(Dead"en) v. t. [imp. & p. p. Deadened (-'nd); p. pr. & vb. n. Deadening.] [From Dead; cf.
AS. ddan to kill, put to death. See Dead, a.]
1. To make as dead; to impair in vigor, force, activity, or sensation; to lessen the force or acuteness of; to
blunt; as, to deaden the natural powers or feelings; to deaden a sound.
As harper lays his open palmLongfellow.
Upon his harp, to deaden its vibrations.
2. To lessen the velocity or momentum of; to retard; as, to deaden a ship's headway.
3. To make vapid or spiritless; as, to deaden wine.
4. To deprive of gloss or brilliancy; to obscure; as, to deaden gilding by a coat of size.
(Dead"en*er) n. One who, or that which, deadens or checks.
(Dead"-eye`) n. (Naut.) A round, flattish, wooden block, encircled by a rope, or an iron band,
and pierced with three holes to receive the lanyard; used to extend the shrouds and stays, and for
other purposes. Called also deadman's eye. Totten.
1. One who receives free tickets for theaters, public conveyances, etc. [Colloq. U. S.]
2. (Naut.) A buoy. See under Dead, a.
(Dead"-heart`ed) a. Having a dull, faint heart; spiritless; listless. Dead"- heart`ed*ness,
n. Bp. Hall.
(Dead"house`) n. A morgue; a place for the temporary reception and exposure of dead bodies.
(Dead"ish), a. Somewhat dead, dull, or lifeless; deathlike.
The lips put on a deadish paleness.A. Stafford.
(Dead"latch`) n. A kind of latch whose bolt may be so locked by a detent that it can not be
opened from the inside by the handle, or from the outside by the latch key. Knight.
(Dead"light`) n. (Naut.) A strong shutter, made to fit open ports and keep out water in a

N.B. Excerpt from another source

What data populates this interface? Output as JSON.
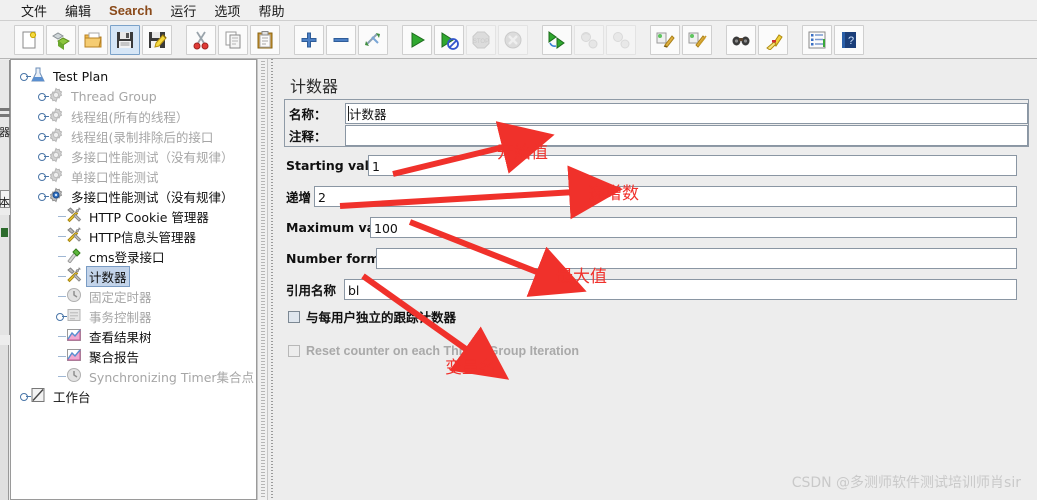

(Dead"li*hood) n. State of the dead. [Obs.]
(Dead"li*ness), n. The quality of being deadly.